--- DATASET EXTRACT ---
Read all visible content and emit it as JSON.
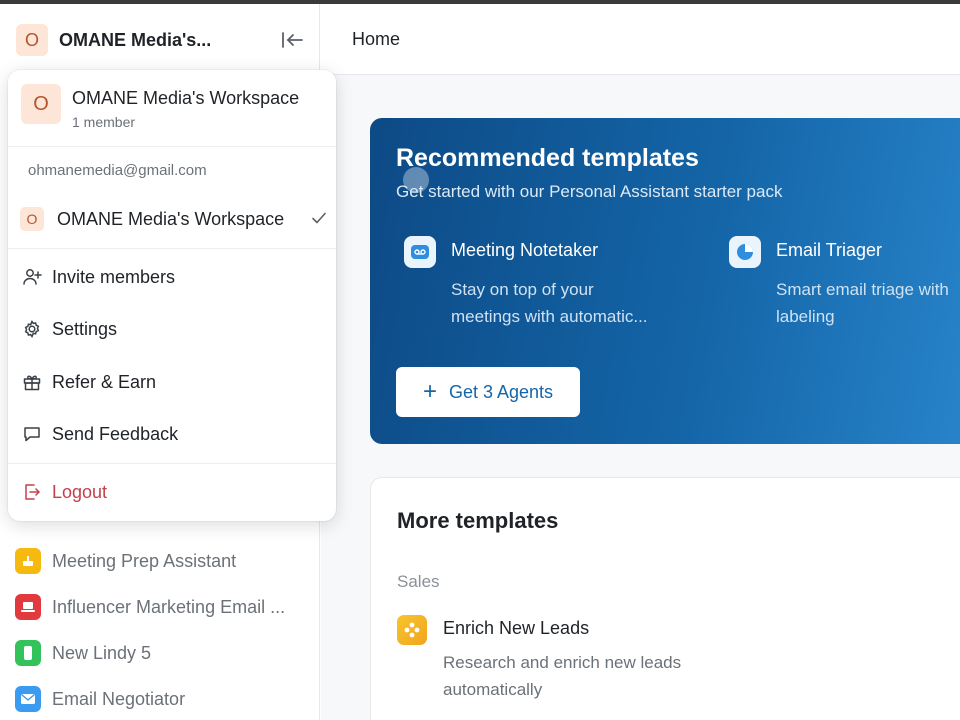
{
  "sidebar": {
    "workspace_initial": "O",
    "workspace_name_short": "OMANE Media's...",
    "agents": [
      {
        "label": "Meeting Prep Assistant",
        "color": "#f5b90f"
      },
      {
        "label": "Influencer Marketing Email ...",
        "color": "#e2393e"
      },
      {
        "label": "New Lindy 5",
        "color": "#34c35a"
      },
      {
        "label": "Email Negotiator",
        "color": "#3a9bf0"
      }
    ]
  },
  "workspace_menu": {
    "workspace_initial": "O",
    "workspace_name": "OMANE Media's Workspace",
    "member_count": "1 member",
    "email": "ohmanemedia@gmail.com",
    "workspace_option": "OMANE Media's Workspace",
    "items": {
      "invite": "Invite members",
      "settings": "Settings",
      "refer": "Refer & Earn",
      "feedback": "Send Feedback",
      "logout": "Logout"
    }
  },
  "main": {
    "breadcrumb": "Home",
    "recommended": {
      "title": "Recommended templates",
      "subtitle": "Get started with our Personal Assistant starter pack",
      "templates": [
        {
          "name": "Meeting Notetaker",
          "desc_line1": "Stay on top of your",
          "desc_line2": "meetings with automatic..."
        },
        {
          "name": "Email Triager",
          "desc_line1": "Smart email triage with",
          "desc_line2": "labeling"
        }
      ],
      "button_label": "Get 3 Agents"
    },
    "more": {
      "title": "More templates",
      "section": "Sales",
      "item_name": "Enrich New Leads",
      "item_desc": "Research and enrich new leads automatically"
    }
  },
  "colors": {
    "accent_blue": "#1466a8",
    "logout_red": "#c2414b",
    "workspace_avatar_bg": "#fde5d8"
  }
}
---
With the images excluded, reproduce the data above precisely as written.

Read all visible content and emit it as JSON.
{
  "sidebar": {
    "workspace_initial": "O",
    "workspace_name_short": "OMANE Media's...",
    "agents": [
      {
        "label": "Meeting Prep Assistant",
        "color": "#f5b90f"
      },
      {
        "label": "Influencer Marketing Email ...",
        "color": "#e2393e"
      },
      {
        "label": "New Lindy 5",
        "color": "#34c35a"
      },
      {
        "label": "Email Negotiator",
        "color": "#3a9bf0"
      }
    ]
  },
  "workspace_menu": {
    "workspace_initial": "O",
    "workspace_name": "OMANE Media's Workspace",
    "member_count": "1 member",
    "email": "ohmanemedia@gmail.com",
    "workspace_option": "OMANE Media's Workspace",
    "items": {
      "invite": "Invite members",
      "settings": "Settings",
      "refer": "Refer & Earn",
      "feedback": "Send Feedback",
      "logout": "Logout"
    }
  },
  "main": {
    "breadcrumb": "Home",
    "recommended": {
      "title": "Recommended templates",
      "subtitle": "Get started with our Personal Assistant starter pack",
      "templates": [
        {
          "name": "Meeting Notetaker",
          "desc_line1": "Stay on top of your",
          "desc_line2": "meetings with automatic..."
        },
        {
          "name": "Email Triager",
          "desc_line1": "Smart email triage with",
          "desc_line2": "labeling"
        }
      ],
      "button_label": "Get 3 Agents"
    },
    "more": {
      "title": "More templates",
      "section": "Sales",
      "item_name": "Enrich New Leads",
      "item_desc": "Research and enrich new leads automatically"
    }
  },
  "colors": {
    "accent_blue": "#1466a8",
    "logout_red": "#c2414b",
    "workspace_avatar_bg": "#fde5d8"
  }
}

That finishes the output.